And now that it's here? Well, as advertised, this collection is a suitably slamming assortment of big-name superstars and a nice peek at some newcomers who one can assume soon will be stars, too. Into that latter category falls Shorty 101 with the song "Get With Me" (RealAudio excerpt). Produced by hitmaker Rodney Jerkins, Shorty (who, lacking any biographical info, one assumes is one person and a woman at that) has a clear pleading tone — a tone backed by an infectious, insistent groove that layers hook upon hook and hip-shaking beat upon hip-shaking beat. In short (pardon the pun), Shorty 101's "Get With Me" is the best thing Jerkins, who can often lapse into formula, has done since "The Boy Is Mine."

Of course, soundtracks are meant to showcase stars, and this one certainly has its share of them.
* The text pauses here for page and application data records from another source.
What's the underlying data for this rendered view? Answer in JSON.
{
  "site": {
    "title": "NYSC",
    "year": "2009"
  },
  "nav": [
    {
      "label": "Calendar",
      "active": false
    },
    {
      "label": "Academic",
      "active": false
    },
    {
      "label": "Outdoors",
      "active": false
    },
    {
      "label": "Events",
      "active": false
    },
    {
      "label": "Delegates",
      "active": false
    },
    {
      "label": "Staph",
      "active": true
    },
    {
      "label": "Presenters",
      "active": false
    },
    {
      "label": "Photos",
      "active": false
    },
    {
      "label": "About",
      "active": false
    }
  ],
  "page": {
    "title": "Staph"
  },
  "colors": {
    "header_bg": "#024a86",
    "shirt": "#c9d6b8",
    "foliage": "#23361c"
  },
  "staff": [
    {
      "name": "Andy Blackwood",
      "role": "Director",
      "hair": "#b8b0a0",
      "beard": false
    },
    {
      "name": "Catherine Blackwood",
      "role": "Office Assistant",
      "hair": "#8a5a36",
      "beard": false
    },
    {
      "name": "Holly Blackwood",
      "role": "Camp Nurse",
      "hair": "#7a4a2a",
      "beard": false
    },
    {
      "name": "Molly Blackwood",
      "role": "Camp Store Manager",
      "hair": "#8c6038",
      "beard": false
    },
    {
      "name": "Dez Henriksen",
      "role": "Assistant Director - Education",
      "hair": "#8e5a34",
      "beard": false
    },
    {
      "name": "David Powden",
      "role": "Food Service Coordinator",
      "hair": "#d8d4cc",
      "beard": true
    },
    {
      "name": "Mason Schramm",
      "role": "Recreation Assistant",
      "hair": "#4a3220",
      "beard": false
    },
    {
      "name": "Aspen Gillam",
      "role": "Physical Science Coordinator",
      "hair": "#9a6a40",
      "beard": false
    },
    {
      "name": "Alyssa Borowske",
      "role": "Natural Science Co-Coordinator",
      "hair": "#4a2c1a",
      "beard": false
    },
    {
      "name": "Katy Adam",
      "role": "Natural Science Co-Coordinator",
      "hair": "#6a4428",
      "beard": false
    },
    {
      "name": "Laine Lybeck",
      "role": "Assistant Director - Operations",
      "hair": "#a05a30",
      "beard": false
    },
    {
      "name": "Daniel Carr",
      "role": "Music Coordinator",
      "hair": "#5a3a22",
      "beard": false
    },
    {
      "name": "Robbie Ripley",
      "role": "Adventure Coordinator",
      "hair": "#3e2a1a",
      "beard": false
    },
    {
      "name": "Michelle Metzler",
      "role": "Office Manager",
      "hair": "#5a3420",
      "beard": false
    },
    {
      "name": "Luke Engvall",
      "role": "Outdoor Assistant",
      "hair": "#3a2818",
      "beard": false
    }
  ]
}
The always pleasing Janet (Miss Jackson if you're ... oh, never mind) is here with "Doesn't Really Matter" (RealAudio excerpt), a breezy bit of girly pop/R&B trifle which, while not a really great track, is one of those songs that does grow on you. There's Jay-Z going through the motions — albeit with his typically dispassionate style — on the Latin-tinged "Hey Papi." Montell Jordan reaches deep into his loveman trick bag on the impassioned "Do You Remember." Redman and Eminem (genius pairing) team up for "Off the Wall," (RealAudio excerpt) a controversial (as in Eminem once again railing at Britney Spears — OK, Marshall, we get it already) and funky ode to the nasty produced by ever-underrated Erick Sermon. And there's R. Kelly, who delivers a quiet and thoughtful gem with the aching love song "Just a Touch." In fact, only a remix of Sisqó's smash "Thong Song" constitutes filler — and hey, that's what they made CD programming buttons for in the first place, right?